The Bipartisan Committee: Second installment
In addition to the immediate $900 billion debt ceiling increase and ten-year discretionary spending cap, the agreement authorizes President Obama to increase the debt limit once more before 2013. However, the president can only enact a second increase if one of two events occur: 1) Congress approves a balanced budget amendment, or 2) a bicameral, bipartisan Congressional committee approves a federal savings plan in an amount greater than the debt-ceiling increase.
The second installment is certainly thornier than the first, and it lends itself to different interpretations. It is likely that Congress will not approve a balanced budget amendment when they vote on it later this year. When it fails, a bipartisan, bicameral committee (the Joint Committee) will be tasked with creating a plan for federal savings by November 23, 2011, for a vote in Congress before December 23, 2011. According to the White House, in order to avoid the recent failures of deficit reduction committees, the Joint Committee’s recommendations will be given fast-track privileges in the House and Senate, and will be assured of an up or down vote in both chambers.
The Joint Committee is given few guidelines regarding requirements for deficit reduction. Both discretionary and mandatory savings, meaning entitlements, can be included in the committee’s proposal for savings. Also, according to the White House, President Obama will push the committee to include revenues and tax reform. This counters a presentation from Speaker of the House John Boehner (R-OH) which says the committee is required to use current law as its baseline, effectively making it impossible for the committee to increase taxes.
History has demonstrated the difficulty of bipartisan committees in drafting a federal savings plan that can be translated into viable legislation. Because of this, the proposal includes something that is referred to as a “sequester,” which is essentially an enforcement mechanism to encourage Congress to pass the Joint Committee’s plan.
The enforcement mechanism: the sequester
The inclusion of a sequester means that if the Joint Committee fails to meet the November 23 deadline for a deficit reduction plan, then automatic, across the board spending cuts will go into effect. The idea behind a sequester is that it is so drastic, and such a threat to both parties, that the Joint Committee will be forced to enact a proposal that can pass in the House and Senate, and that the President will sign. It is important to note that the sequester included in this proposal only enacts across the board spending cuts, but does not automatically raise taxes or increase revenues.

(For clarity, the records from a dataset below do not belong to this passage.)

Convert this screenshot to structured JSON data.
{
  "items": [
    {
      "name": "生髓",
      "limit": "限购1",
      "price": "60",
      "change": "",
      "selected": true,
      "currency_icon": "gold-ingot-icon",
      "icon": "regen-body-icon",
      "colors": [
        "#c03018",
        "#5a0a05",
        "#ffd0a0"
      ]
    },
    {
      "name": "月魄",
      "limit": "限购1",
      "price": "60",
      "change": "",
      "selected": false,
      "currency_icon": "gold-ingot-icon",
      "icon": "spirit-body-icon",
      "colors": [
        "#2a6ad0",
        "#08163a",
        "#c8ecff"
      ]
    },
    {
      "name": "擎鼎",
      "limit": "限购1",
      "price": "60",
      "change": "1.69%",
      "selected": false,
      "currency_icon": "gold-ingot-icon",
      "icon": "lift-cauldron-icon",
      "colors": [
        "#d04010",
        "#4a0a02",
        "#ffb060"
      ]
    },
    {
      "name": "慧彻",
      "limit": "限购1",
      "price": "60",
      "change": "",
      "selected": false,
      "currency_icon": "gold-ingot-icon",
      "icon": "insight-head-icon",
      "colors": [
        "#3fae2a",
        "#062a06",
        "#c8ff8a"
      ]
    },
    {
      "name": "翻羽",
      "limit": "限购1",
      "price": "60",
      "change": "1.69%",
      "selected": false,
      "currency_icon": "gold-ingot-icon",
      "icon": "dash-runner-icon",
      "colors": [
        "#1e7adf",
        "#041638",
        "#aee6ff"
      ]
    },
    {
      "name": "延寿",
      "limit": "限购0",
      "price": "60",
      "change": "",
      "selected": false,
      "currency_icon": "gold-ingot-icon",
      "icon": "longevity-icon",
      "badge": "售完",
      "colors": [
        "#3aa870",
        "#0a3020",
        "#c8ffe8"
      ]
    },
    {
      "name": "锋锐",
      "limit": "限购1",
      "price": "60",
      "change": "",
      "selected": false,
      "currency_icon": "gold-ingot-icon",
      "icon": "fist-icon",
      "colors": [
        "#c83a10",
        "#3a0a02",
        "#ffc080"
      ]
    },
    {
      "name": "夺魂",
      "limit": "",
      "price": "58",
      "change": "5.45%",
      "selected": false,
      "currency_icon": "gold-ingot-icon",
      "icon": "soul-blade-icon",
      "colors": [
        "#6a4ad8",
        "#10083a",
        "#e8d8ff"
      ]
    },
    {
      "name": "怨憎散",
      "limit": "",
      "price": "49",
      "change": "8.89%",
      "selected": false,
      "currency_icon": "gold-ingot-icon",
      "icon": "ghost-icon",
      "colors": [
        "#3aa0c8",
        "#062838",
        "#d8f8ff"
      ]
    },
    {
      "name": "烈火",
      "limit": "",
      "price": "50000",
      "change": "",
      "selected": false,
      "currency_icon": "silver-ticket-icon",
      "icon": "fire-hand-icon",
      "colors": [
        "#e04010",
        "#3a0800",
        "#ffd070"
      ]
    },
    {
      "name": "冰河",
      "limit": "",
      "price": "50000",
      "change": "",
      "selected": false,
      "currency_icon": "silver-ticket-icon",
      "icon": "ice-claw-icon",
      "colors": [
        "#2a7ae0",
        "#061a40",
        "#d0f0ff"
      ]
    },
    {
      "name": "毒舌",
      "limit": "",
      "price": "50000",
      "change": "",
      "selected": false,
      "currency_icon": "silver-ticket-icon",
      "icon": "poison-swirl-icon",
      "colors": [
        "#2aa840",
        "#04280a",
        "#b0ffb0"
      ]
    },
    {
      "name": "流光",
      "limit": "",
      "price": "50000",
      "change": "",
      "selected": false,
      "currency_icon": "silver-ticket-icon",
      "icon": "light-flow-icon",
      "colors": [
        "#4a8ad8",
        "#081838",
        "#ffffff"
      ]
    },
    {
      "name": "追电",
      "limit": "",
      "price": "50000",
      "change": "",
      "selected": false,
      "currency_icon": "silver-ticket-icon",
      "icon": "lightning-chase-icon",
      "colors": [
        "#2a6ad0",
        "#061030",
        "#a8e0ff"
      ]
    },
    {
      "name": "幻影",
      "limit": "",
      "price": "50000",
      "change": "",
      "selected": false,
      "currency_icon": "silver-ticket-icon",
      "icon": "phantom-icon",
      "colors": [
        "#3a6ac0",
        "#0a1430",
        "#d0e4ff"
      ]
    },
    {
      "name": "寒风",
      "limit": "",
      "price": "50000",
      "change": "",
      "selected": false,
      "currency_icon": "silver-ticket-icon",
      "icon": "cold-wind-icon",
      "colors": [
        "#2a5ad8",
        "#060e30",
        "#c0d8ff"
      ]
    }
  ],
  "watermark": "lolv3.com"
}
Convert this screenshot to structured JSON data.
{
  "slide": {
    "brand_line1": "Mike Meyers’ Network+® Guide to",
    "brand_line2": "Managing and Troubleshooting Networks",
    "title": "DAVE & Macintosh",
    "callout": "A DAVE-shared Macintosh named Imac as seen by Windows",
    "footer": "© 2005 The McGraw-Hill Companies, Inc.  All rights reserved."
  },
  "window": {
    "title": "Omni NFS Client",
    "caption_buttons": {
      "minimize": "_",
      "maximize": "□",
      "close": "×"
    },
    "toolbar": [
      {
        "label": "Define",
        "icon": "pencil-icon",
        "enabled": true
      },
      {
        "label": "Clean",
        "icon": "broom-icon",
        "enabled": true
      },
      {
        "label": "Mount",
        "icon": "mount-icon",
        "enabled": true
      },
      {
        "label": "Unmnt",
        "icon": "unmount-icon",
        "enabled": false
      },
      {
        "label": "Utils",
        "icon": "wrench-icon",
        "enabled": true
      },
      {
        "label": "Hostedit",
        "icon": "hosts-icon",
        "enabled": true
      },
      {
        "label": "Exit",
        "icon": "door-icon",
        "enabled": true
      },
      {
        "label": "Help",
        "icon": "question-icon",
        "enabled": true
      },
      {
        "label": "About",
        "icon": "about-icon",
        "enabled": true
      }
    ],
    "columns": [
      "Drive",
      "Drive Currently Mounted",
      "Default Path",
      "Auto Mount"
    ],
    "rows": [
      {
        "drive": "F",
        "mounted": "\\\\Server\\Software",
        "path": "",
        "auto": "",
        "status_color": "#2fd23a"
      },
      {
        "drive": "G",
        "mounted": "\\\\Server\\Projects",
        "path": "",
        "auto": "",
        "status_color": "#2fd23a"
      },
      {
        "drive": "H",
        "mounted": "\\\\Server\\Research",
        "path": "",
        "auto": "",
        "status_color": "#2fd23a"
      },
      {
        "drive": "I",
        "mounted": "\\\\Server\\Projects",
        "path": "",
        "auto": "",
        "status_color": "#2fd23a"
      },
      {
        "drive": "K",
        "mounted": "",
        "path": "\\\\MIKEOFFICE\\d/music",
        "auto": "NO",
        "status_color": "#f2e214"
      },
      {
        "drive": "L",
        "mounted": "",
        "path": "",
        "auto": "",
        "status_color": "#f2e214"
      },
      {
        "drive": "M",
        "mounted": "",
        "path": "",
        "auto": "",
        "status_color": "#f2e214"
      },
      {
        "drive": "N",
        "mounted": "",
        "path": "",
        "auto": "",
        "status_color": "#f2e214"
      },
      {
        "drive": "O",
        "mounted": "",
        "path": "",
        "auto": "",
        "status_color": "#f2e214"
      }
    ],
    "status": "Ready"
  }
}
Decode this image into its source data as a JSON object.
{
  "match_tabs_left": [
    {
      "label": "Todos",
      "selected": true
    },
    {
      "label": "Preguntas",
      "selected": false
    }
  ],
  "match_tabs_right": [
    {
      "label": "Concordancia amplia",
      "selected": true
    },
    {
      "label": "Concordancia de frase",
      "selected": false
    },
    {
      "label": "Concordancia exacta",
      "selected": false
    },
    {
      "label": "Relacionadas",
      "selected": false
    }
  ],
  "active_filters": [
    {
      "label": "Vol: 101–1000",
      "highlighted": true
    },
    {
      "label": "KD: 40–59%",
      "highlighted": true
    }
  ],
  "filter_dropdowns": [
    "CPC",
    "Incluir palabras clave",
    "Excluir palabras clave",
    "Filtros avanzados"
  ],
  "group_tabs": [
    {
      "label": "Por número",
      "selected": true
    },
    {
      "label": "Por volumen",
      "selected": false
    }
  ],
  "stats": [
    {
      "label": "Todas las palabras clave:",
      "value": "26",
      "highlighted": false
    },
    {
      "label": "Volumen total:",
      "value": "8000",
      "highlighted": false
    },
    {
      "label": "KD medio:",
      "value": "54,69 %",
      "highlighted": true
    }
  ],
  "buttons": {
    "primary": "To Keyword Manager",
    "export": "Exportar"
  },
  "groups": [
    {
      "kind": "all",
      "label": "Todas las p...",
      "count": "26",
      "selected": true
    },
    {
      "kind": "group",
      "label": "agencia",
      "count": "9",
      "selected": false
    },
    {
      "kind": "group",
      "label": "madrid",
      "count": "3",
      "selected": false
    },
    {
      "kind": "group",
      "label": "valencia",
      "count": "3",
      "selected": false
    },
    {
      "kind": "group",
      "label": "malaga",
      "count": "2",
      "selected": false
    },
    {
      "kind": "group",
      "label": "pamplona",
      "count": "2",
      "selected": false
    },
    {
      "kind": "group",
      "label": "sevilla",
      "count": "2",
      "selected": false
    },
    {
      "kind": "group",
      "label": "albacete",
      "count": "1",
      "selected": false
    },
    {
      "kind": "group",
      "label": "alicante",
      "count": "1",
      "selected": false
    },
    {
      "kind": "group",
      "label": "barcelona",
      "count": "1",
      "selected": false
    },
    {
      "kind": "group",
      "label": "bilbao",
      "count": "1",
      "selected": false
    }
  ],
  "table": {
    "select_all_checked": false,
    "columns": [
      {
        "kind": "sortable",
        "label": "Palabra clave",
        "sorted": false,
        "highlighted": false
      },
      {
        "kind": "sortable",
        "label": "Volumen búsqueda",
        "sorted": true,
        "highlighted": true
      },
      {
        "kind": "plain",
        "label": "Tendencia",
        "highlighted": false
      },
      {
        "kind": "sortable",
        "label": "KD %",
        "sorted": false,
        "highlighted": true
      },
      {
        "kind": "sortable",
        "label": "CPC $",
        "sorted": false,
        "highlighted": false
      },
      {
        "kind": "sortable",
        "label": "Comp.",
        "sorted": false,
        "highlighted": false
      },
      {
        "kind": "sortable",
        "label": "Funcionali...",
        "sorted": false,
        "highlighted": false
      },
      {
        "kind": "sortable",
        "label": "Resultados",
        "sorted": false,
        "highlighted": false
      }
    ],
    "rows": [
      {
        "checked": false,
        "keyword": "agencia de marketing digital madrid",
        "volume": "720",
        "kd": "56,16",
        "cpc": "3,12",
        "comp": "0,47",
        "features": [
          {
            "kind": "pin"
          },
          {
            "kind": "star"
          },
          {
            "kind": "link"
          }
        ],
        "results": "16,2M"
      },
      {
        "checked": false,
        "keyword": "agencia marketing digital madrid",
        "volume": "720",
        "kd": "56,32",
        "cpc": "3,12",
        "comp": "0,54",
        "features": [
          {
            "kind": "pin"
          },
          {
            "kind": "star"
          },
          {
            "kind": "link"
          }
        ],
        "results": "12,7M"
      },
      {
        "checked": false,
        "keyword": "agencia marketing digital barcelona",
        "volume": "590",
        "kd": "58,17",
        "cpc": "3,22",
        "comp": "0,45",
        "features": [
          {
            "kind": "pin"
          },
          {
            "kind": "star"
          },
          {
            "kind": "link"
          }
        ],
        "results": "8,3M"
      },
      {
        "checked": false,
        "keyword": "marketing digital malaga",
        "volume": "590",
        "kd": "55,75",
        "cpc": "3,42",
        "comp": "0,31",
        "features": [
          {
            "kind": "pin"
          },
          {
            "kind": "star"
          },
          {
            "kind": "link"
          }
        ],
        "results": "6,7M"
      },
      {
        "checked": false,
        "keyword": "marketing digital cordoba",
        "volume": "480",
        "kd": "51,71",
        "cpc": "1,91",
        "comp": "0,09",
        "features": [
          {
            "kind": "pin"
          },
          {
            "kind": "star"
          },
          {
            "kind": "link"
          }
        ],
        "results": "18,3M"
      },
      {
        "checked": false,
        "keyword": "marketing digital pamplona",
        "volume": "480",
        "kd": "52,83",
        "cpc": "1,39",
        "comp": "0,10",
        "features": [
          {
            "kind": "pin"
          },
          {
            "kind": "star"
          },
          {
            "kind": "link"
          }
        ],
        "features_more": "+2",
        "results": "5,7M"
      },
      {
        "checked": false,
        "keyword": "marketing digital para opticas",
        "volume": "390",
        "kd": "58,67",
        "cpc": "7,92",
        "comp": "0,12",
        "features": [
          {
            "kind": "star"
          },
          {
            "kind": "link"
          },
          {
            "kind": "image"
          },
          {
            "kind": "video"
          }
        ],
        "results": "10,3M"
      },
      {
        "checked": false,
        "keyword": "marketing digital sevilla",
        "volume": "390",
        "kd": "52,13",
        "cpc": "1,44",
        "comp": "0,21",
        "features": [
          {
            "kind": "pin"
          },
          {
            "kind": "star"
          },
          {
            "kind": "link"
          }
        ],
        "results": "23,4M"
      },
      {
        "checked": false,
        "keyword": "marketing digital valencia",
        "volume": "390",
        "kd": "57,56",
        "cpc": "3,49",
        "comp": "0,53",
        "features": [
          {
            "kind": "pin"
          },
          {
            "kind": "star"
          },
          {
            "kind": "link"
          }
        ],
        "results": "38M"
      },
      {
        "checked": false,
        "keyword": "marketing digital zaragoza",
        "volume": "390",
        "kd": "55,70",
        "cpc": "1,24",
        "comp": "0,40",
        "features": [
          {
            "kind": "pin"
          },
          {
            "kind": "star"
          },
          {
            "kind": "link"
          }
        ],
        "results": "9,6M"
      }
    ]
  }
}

While the details on the sequester are sparse, there are a few guidelines. First, the automatic, across the board cuts would not go into effect until July 1, 2013. This is the same day that the Bush-era tax cuts will expire. The sequester also has a firewall, meaning that all automatic spending reductions must be balanced between defense and non-defense spending.
The most critical element of the sequester is what it includes and what it does not include. Unlike the down payment in the first installment of the plan, the sequester is not limited to discretionary spending. The sequester will automatically cut from discretionary and mandatory spending, which includes entitlements. For this reason, the negotiators have set certain limitations and exemptions for sequester cuts. First, several programs and populations are exempt from automatic cuts. The exemptions include Social Security, Medicaid, veterans, military and civil pay. Medicare is not exempt from cuts under a sequester, however, the agreement limits Medicare cuts to 2% and requires cuts come from providers and not beneficiaries. In addition, under a sequester, defense spending would automatically be reduced by 8%, while non-defense spending would be cut by 4%. This amounts to nearly $500 billion in automatic cuts to defense spending. Advocates of this proposal believe that the sequester will be so damaging to each party that they will approve the Joint Committee’s plan.